Element data from apps and pages ::
---------------

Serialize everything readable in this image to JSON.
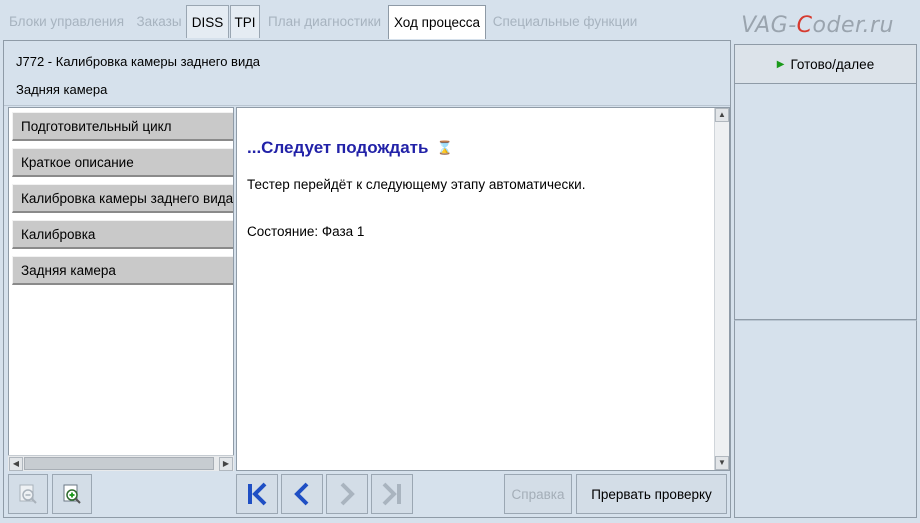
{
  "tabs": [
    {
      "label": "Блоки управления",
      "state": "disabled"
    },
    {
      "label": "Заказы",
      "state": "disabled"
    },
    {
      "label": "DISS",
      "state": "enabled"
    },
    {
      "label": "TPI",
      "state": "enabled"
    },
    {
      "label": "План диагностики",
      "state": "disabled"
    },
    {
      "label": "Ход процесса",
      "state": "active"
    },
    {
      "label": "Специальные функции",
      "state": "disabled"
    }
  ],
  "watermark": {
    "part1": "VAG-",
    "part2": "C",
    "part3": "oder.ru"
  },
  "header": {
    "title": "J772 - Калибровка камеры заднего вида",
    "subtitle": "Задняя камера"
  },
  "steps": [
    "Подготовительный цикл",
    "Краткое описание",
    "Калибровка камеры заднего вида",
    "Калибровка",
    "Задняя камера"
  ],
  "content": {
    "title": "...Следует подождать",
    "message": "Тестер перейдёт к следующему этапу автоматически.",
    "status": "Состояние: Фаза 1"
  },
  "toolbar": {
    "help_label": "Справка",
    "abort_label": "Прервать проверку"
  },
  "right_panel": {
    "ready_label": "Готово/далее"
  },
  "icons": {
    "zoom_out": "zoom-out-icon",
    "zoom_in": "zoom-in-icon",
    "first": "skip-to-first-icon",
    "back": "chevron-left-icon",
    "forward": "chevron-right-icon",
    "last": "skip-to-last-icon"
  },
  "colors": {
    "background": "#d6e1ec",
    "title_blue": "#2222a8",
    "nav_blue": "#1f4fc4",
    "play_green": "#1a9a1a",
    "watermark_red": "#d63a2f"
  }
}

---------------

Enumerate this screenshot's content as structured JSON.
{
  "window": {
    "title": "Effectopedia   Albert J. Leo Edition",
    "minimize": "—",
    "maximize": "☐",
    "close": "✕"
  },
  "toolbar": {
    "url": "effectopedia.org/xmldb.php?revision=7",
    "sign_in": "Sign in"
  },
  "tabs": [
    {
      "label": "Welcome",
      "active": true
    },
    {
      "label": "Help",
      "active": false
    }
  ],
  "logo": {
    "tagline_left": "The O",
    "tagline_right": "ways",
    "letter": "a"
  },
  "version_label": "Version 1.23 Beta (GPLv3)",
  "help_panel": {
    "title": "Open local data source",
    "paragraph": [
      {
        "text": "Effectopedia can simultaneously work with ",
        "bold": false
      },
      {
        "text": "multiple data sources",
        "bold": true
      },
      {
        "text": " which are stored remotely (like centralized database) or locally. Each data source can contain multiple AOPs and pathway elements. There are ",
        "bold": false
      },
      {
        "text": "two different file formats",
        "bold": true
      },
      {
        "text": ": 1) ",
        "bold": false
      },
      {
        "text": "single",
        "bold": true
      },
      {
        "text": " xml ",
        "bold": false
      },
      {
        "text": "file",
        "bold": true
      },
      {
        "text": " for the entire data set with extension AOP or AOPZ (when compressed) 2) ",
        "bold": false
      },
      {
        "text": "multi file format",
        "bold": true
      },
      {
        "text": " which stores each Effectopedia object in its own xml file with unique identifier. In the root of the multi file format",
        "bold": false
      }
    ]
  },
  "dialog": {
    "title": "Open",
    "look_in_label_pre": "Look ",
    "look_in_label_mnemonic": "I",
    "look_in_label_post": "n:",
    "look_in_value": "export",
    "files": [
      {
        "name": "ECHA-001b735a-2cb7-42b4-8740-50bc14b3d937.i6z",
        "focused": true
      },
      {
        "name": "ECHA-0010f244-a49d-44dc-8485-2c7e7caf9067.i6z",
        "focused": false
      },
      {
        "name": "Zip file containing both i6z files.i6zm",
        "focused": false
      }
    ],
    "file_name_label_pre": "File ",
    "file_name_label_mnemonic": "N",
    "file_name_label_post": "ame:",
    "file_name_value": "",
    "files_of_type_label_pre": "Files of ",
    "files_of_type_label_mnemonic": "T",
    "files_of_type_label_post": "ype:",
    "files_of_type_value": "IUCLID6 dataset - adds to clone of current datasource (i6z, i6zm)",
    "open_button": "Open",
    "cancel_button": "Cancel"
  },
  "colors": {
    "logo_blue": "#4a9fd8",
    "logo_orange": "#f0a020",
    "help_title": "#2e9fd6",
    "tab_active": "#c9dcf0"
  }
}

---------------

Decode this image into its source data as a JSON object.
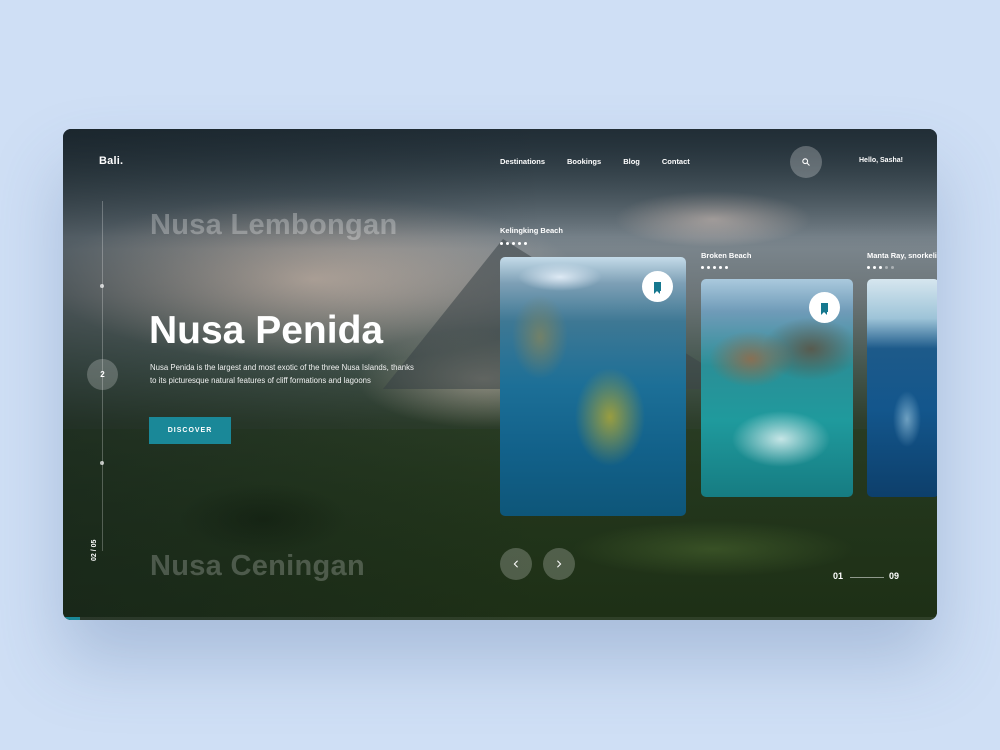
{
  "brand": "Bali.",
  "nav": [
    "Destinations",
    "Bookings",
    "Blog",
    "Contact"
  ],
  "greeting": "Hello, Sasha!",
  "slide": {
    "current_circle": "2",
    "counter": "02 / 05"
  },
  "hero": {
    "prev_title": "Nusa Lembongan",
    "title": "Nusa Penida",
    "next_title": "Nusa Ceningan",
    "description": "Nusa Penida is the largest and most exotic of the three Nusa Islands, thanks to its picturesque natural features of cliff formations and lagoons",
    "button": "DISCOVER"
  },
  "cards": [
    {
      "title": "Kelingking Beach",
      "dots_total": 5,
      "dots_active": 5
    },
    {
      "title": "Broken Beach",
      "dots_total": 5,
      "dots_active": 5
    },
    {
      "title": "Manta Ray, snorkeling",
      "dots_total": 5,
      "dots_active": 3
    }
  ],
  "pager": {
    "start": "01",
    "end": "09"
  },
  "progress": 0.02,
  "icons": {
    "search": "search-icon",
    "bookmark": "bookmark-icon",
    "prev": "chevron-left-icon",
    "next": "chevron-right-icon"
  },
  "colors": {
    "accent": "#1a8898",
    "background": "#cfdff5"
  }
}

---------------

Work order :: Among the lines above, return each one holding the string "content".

Your response ::
  "content": {
Enumerate this screenshot's content as structured JSON.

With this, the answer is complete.